Although this book isn't a classic horror tale, it certainly highlights the darkness of humanity.  Greg Buzzell from the British Library wrote an articulate piece called  Charles Dickens, Victorian Gothic and Bleak House  where he discusses how Dickens' "incorporates and evolves Gothic imagery, settings and plot devices."  Dickens did have a knack for writing incredibly descriptive scenes that gave a dark or goth-like vibe to the reader.  He could easily shine a harsh and often truthful light on the people's ignorance, inadequacies and even stoic heroism.

Lastly, the artwork in Bleak House was amazing to say the least.  The illustrator, Hablot Knight Browne (pen name Phiz) "is most known for David Copperfield, Pickwick, Dombey and Son, Martin Chuzzlewit and Bleak House."

Where can I get a copy of Bleak House?

I found my e-copy on Amazon again and you guessed's free!   Click here to get your copy.  

PBS's Masterpiece Theater

Did you know the PBS's Masterpiece Theater produced a mini series back in 2005?  And apparently in 1985 as well.  Yup.  The reviews for both series were high.  The most recent one had reviews listed at above an 8 on IMDB which is pretty impressive.  The latest version had classically-trained actors like Anna Maxwell Martin, Carey Mulligan, Denis Lawson, Charles Dance and cult-fan X-File's favorite, Gillian Anderson.

And to answer your question, no I haven't seen it yet.  I've put it on my watch-list though.

Have your read classic tale?

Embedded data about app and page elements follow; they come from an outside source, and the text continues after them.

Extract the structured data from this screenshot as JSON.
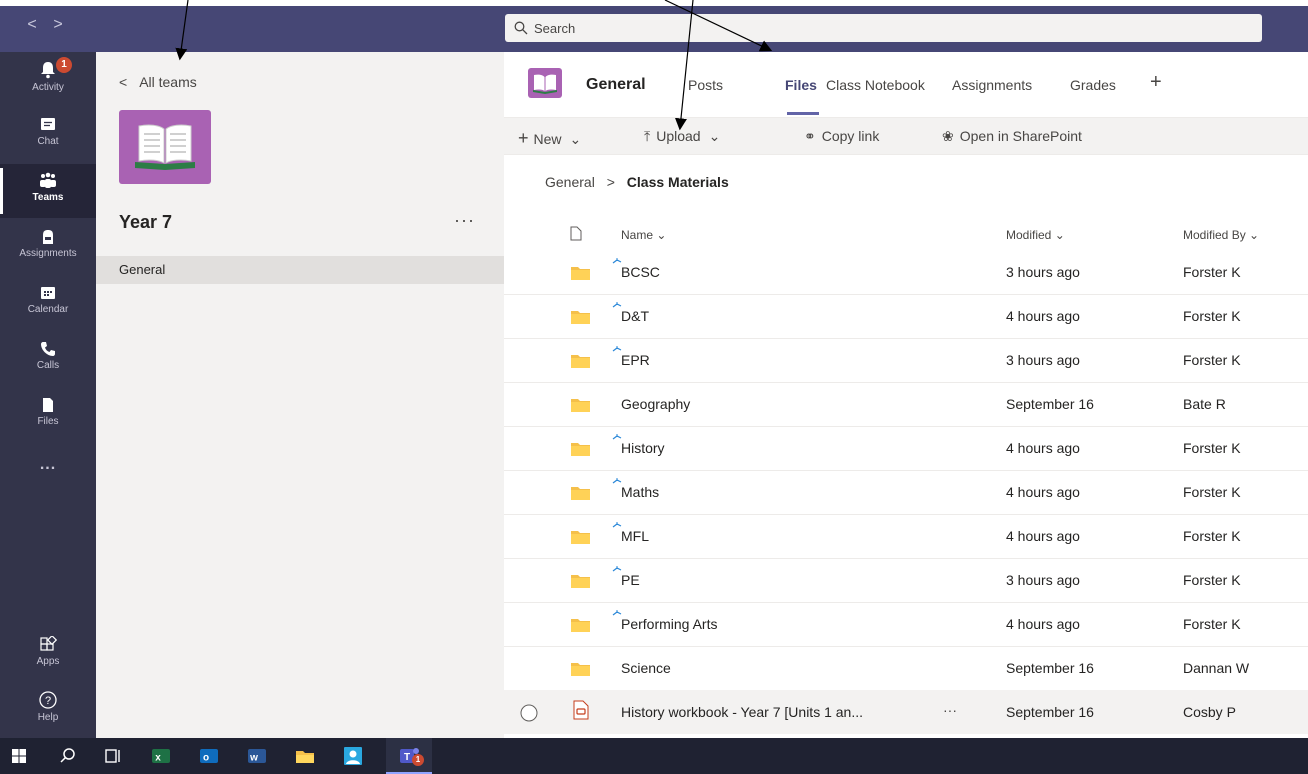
{
  "search": {
    "placeholder": "Search"
  },
  "nav": {
    "back": "<",
    "forward": ">"
  },
  "app_bar": {
    "activity_badge": "1",
    "items": [
      {
        "label": "Activity"
      },
      {
        "label": "Chat"
      },
      {
        "label": "Teams"
      },
      {
        "label": "Assignments"
      },
      {
        "label": "Calendar"
      },
      {
        "label": "Calls"
      },
      {
        "label": "Files"
      },
      {
        "label": "..."
      },
      {
        "label": "Apps"
      },
      {
        "label": "Help"
      }
    ]
  },
  "team_panel": {
    "back_label": "All teams",
    "team_name": "Year 7",
    "more": "···",
    "channels": [
      {
        "label": "General"
      }
    ]
  },
  "channel": {
    "title": "General",
    "tabs": [
      {
        "label": "Posts"
      },
      {
        "label": "Files"
      },
      {
        "label": "Class Notebook"
      },
      {
        "label": "Assignments"
      },
      {
        "label": "Grades"
      }
    ],
    "add_tab": "+"
  },
  "toolbar": {
    "new_label": "New",
    "upload_label": "Upload",
    "copy_link_label": "Copy link",
    "sharepoint_label": "Open in SharePoint"
  },
  "breadcrumb": {
    "root": "General",
    "separator": ">",
    "current": "Class Materials"
  },
  "file_list": {
    "columns": {
      "name": "Name",
      "modified": "Modified",
      "modified_by": "Modified By"
    },
    "rows": [
      {
        "name": "BCSC",
        "modified": "3 hours ago",
        "modified_by": "Forster K",
        "sync": true
      },
      {
        "name": "D&T",
        "modified": "4 hours ago",
        "modified_by": "Forster K",
        "sync": true
      },
      {
        "name": "EPR",
        "modified": "3 hours ago",
        "modified_by": "Forster K",
        "sync": true
      },
      {
        "name": "Geography",
        "modified": "September 16",
        "modified_by": "Bate R",
        "sync": false
      },
      {
        "name": "History",
        "modified": "4 hours ago",
        "modified_by": "Forster K",
        "sync": true
      },
      {
        "name": "Maths",
        "modified": "4 hours ago",
        "modified_by": "Forster K",
        "sync": true
      },
      {
        "name": "MFL",
        "modified": "4 hours ago",
        "modified_by": "Forster K",
        "sync": true
      },
      {
        "name": "PE",
        "modified": "3 hours ago",
        "modified_by": "Forster K",
        "sync": true
      },
      {
        "name": "Performing Arts",
        "modified": "4 hours ago",
        "modified_by": "Forster K",
        "sync": true
      },
      {
        "name": "Science",
        "modified": "September 16",
        "modified_by": "Dannan W",
        "sync": false
      }
    ],
    "file_row": {
      "name": "History workbook - Year 7 [Units 1 an...",
      "more": "···",
      "modified": "September 16",
      "modified_by": "Cosby P"
    }
  },
  "taskbar": {
    "teams_badge": "1"
  },
  "colors": {
    "titlebar": "#464775",
    "appbar": "#33344a",
    "accent": "#6264a7",
    "team_tile": "#a962b3",
    "folder": "#f5c04a"
  }
}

What about the mini-series?  Do you have a favorite Dickens novel?

Have a great weekend!

Mina Burrows